- **PROBLEM TO WORK ON**
From the entries that follow, gather each line holding the word "this".

- **DATA PROVIDED**

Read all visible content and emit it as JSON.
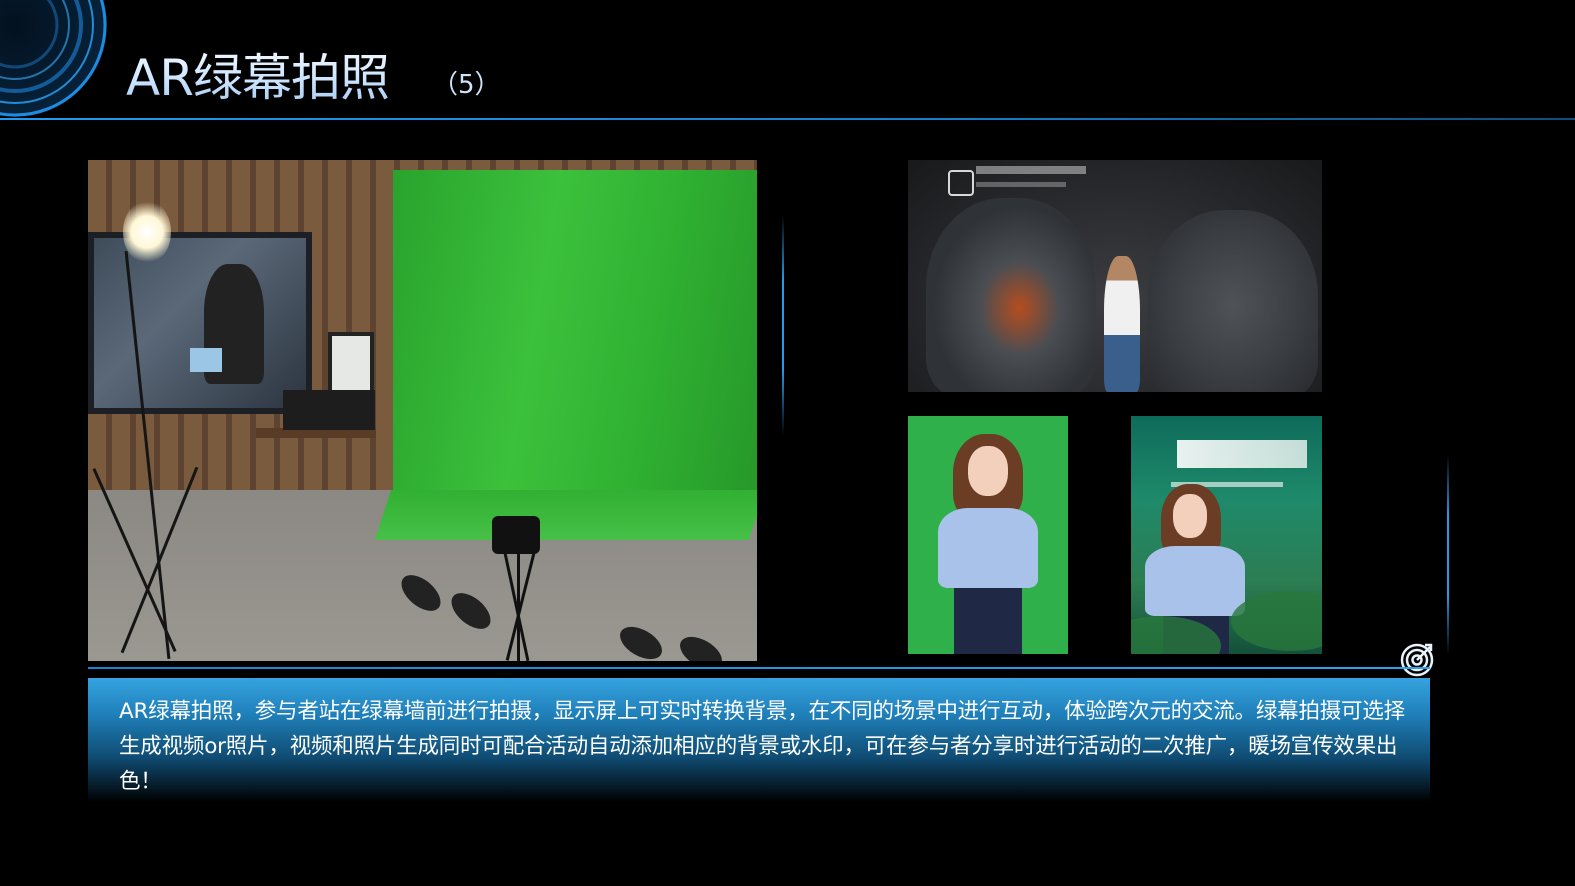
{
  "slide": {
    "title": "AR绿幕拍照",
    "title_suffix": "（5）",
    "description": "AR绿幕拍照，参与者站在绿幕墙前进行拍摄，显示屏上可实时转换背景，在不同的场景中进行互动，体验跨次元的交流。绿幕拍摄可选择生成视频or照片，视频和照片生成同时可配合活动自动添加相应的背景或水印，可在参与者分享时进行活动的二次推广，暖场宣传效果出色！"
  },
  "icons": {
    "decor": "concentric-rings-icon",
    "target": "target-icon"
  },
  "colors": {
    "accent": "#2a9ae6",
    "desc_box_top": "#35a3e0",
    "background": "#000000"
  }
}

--

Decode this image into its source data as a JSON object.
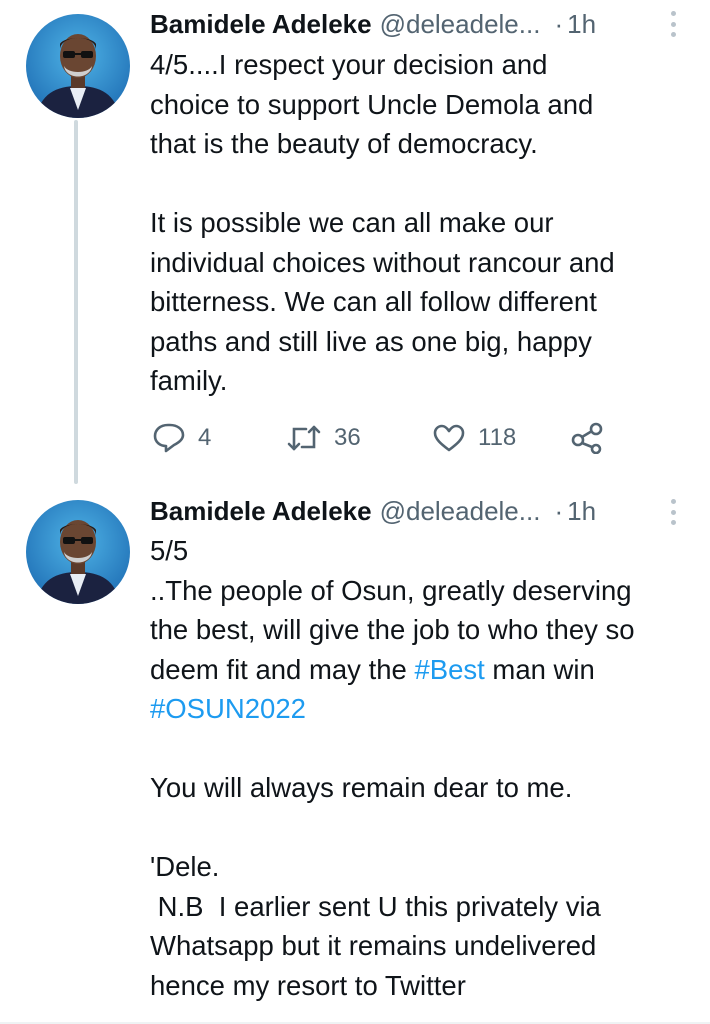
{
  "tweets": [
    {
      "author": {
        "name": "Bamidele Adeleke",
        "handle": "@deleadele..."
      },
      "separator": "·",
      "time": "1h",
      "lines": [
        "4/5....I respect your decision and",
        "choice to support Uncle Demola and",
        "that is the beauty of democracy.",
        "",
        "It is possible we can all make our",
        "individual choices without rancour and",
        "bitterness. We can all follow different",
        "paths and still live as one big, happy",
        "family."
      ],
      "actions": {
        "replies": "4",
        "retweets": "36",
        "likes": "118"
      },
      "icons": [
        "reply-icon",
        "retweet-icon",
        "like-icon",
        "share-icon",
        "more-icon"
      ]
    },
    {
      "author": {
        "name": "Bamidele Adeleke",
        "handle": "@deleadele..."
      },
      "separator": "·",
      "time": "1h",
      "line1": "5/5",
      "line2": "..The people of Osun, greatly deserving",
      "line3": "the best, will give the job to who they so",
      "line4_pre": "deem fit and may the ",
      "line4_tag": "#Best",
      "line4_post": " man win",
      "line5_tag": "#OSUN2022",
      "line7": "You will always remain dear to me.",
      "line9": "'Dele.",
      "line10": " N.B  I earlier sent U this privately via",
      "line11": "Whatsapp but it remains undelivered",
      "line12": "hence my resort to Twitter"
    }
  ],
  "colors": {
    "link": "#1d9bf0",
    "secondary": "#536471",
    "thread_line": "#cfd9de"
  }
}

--

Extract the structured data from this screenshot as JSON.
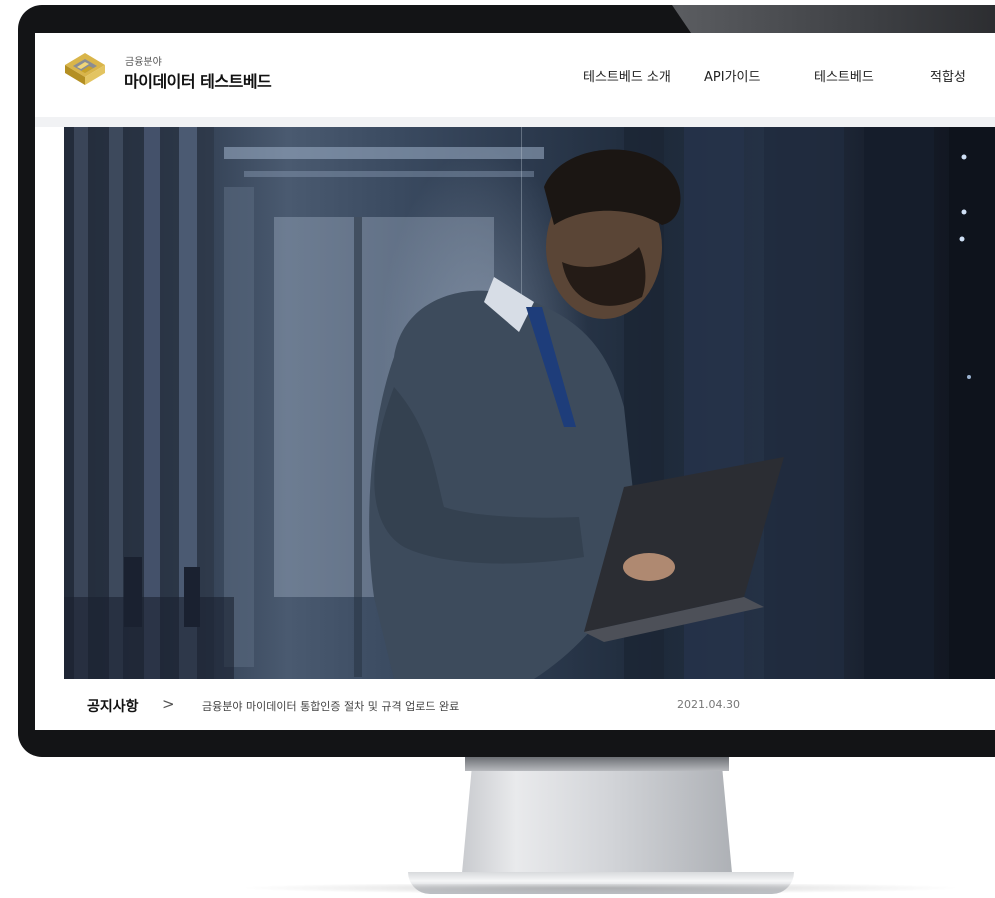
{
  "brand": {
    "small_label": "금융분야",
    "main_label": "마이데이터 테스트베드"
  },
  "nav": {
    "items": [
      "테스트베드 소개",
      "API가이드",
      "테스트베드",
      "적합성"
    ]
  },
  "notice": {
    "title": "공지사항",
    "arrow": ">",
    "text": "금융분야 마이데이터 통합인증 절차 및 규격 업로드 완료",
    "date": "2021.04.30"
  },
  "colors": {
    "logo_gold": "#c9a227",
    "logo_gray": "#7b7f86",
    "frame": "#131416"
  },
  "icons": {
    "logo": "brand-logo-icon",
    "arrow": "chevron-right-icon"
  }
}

- **RESPONSE AREA**
Decode this image into its source data as a JSON object.
      "line10": " N.B  I earlier sent U this privately via",
Extract the structured data from this screenshot as JSON.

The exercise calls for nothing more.